Besides Liz and myself, Joe Atzberger and Ruth Bavousett write there as well. Want to join the crew or do a guest post? Drop Liz or me a line.

Ollie LOLcat
Ollie LOLcat by mlcastle

Apologies to Ranganathan.

Say you have a Git repository you want to publish, and you’ve set up a Gitweb for it at;a=summary.  So far, so good: others can browse your commits and download packages and tarballs.  Suppose you’ve also configured git-daemon(1) to publish the repo using the Git protocol.  Great!  Now suppose you’ve told the world to go to The world looks at what you have wrought, and then asks: How can we clone your repository?

Even assuming that you’ve used the default options in your git-daemon configuration, the Git clone URL could be any of the following depending on where your OS distribution’s packagers decided to put things:

  • git://
  • git://
  • git://
  • git:/
  • and there are even more possibilities if you did tweak the config

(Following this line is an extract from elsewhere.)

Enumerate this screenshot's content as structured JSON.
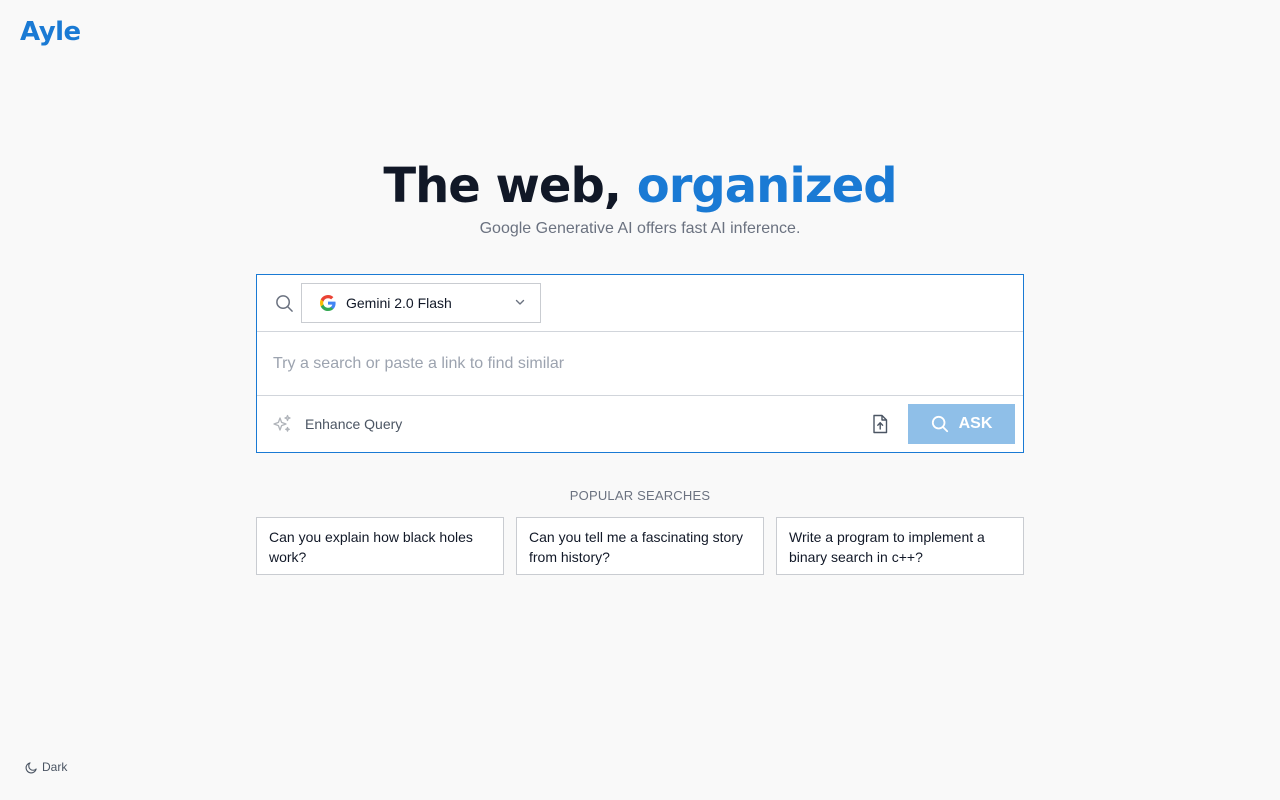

The rub is that Gitweb doesn’t know and can’t know until you tell it.  If you don’t tell it, somebody who wants to clone your repo and who is looking at the Gitweb page can only guess.  If they guess wrong a few times, they may give up.

Fortunately, the solution is easy: to make the Git clone URL display in your Gitweb, go to the repository’s base directory and create a new file called cloneurl and enter the correct clone URL(s), one per line. While you’re at it, make sure that the description file is accurate as well.

Not paying close attention to Perl’s definition of truth can sometimes lead to subtle bugs. Consider a simple scalar $x that should contain a string exactly one character wide. If the original value of $x can be undefined and you want to make sure it has a default value of a single space, do not do the following:

$x ||= ' ';

Why not? If $x starts off as ‘0’, a permitted value, this line will change it to ' '. Instead, do this

$x = ' ' unless defined $x;

Remember, 0, '0', '', and undef all evaluate to Perl’s notion of false.

Last  Wednesday I gave a lightning talk at Code4LibCon on some musings about Git qua distributed version control system and ideas for distributed cataloging. Check out my slides.

Slides from the other lightning talks are being posted here. Be sure to check out Andy Mullen’s presentation when his slides and the video are posted — making player piano MIDI files from OCRs of scanned scores is special enough, but his sense of dramatic timing during his presentation was marvelous.